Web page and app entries
== == ==

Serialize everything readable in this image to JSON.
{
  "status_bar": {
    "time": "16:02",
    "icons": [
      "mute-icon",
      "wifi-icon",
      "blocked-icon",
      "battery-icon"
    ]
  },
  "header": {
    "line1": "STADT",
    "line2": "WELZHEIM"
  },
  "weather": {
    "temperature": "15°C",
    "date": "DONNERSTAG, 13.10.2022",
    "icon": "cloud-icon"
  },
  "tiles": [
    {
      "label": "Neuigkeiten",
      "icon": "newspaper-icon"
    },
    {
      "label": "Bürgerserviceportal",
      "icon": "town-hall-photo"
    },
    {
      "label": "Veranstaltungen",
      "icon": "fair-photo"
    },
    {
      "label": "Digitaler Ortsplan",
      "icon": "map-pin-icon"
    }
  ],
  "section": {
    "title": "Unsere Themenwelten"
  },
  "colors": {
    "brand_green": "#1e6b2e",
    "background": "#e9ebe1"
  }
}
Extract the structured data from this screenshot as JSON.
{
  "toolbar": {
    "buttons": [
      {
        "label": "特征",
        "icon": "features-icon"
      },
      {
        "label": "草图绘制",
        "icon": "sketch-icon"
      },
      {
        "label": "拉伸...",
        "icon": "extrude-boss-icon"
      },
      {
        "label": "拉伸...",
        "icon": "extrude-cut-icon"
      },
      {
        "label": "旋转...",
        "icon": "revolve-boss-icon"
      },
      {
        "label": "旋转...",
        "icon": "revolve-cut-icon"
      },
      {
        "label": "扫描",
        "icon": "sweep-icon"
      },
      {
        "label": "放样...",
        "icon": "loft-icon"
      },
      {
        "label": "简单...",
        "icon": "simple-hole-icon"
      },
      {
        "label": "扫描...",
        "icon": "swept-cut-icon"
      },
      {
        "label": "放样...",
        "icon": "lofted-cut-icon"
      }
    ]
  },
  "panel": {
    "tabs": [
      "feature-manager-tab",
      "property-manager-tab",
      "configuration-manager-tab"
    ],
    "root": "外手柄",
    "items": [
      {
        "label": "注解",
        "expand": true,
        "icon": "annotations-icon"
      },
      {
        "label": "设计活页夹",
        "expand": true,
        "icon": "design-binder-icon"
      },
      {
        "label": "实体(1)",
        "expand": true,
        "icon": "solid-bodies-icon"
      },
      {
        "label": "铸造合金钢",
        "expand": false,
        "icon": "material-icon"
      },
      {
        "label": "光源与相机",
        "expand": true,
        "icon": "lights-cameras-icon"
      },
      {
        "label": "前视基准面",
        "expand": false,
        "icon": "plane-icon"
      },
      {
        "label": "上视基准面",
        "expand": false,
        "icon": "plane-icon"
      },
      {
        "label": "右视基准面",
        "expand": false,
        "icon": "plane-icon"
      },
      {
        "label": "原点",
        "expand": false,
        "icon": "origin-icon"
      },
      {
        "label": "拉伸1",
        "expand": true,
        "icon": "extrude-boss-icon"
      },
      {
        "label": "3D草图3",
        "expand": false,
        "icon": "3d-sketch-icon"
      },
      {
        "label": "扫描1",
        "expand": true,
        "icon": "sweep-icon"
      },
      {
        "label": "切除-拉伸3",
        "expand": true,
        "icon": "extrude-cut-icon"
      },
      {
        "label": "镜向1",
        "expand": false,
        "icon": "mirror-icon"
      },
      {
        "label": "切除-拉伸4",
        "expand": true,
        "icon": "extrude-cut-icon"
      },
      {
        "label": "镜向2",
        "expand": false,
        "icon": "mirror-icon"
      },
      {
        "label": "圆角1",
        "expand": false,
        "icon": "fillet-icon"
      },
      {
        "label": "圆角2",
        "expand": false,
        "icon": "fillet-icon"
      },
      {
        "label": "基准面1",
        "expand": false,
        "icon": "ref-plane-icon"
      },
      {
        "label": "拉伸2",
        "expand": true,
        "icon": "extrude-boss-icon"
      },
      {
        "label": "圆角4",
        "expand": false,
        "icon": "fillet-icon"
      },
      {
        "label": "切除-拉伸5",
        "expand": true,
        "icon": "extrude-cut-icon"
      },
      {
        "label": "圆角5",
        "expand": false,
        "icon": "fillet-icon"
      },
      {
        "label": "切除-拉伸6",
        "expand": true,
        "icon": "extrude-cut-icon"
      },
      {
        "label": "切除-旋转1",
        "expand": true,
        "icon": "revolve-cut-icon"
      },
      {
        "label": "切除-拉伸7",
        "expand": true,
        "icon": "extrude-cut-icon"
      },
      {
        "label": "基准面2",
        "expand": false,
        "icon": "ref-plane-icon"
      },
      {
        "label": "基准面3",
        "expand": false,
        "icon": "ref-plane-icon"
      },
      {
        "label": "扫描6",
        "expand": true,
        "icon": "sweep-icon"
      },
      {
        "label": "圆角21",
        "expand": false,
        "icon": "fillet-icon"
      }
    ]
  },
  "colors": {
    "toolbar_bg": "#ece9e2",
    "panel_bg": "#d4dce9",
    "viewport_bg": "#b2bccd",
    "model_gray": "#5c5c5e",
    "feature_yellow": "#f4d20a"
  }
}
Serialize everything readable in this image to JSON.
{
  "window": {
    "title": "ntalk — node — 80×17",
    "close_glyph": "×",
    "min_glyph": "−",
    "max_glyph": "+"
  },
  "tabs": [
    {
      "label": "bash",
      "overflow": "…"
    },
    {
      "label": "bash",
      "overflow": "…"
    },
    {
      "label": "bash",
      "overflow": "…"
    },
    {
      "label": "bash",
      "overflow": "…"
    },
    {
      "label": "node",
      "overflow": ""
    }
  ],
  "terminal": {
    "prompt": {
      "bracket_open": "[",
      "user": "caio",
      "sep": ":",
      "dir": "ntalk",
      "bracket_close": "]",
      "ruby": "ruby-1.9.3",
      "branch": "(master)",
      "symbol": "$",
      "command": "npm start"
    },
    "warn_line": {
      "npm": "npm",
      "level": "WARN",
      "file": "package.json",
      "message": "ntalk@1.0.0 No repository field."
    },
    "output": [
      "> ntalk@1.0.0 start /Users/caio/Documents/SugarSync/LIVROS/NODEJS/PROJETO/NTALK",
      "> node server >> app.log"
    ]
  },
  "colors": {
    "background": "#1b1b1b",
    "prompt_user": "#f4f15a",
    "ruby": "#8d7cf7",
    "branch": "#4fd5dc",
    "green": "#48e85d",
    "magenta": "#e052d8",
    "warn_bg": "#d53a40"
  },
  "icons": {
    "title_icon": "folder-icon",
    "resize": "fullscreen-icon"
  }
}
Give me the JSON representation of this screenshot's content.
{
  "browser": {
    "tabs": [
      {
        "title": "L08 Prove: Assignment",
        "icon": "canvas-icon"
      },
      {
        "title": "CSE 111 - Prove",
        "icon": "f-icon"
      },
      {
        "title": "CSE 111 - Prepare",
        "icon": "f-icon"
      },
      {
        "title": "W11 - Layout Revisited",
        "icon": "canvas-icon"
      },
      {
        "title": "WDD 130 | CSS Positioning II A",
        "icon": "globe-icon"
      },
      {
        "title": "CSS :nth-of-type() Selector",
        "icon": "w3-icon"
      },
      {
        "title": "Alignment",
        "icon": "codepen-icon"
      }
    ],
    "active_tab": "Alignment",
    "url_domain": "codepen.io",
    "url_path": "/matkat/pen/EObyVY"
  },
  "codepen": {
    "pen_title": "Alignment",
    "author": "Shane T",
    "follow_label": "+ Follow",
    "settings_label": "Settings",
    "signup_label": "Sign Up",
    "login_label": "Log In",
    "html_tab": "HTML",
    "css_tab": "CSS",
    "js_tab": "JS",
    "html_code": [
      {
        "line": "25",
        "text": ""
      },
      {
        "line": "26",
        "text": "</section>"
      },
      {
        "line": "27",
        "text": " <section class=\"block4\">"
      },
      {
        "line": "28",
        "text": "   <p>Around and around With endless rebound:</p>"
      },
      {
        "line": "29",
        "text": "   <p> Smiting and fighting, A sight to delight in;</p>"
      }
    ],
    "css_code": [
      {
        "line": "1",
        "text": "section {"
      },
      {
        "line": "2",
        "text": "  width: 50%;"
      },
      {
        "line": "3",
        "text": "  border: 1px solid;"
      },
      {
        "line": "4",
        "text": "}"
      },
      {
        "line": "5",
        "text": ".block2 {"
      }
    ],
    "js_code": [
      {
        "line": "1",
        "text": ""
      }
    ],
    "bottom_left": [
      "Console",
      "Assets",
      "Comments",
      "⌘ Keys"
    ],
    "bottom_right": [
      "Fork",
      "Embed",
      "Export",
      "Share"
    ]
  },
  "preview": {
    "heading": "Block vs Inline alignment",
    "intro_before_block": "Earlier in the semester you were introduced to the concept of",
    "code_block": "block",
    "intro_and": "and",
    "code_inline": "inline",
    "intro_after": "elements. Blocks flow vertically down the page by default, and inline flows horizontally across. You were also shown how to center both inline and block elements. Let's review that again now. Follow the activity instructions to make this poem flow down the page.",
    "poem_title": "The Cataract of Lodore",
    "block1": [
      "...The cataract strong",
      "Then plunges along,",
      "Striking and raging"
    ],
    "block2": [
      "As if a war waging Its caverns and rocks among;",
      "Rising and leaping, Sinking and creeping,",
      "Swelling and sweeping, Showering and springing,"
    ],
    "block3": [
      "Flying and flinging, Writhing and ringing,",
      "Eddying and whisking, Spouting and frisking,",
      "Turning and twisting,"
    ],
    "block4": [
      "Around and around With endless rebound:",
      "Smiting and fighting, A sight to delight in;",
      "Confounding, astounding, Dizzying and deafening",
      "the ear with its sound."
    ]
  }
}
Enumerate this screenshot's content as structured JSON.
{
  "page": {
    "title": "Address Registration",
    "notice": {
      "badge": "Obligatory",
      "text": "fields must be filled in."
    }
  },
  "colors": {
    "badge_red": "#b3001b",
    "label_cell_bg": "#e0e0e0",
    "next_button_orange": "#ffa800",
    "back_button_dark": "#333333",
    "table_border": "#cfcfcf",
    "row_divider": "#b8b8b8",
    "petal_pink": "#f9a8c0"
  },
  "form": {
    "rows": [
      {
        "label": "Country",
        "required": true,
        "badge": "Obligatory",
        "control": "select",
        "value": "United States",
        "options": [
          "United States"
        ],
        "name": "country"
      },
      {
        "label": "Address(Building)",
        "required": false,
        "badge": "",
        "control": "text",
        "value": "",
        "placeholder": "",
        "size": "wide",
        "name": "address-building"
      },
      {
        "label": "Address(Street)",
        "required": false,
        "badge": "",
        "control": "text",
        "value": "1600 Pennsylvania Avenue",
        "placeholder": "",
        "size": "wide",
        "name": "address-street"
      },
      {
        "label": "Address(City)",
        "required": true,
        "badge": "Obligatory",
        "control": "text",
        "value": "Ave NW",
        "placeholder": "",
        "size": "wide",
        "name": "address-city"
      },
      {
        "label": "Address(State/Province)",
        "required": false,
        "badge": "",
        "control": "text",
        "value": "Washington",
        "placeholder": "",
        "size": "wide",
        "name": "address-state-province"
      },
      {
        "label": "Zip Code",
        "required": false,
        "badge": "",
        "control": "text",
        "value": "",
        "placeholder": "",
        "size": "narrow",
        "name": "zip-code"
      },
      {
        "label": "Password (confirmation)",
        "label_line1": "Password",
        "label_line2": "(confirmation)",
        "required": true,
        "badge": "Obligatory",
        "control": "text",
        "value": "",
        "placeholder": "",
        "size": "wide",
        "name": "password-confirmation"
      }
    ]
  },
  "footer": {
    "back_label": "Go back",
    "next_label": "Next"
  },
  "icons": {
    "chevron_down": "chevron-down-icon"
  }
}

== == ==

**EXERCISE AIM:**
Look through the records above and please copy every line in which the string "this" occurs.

**EXPECTED ANSWER:**
Serialize everything readable in this image to JSON.
Extract the structured data from this screenshot as JSON.
Serialize everything readable in this image to JSON.
Give me the JSON representation of this screenshot's content.
    "intro_after": "elements. Blocks flow vertically down the page by default, and inline flows horizontally across. You were also shown how to center both inline and block elements. Let's review that again now. Follow the activity instructions to make this poem flow down the page.",
Enumerate this screenshot's content as structured JSON.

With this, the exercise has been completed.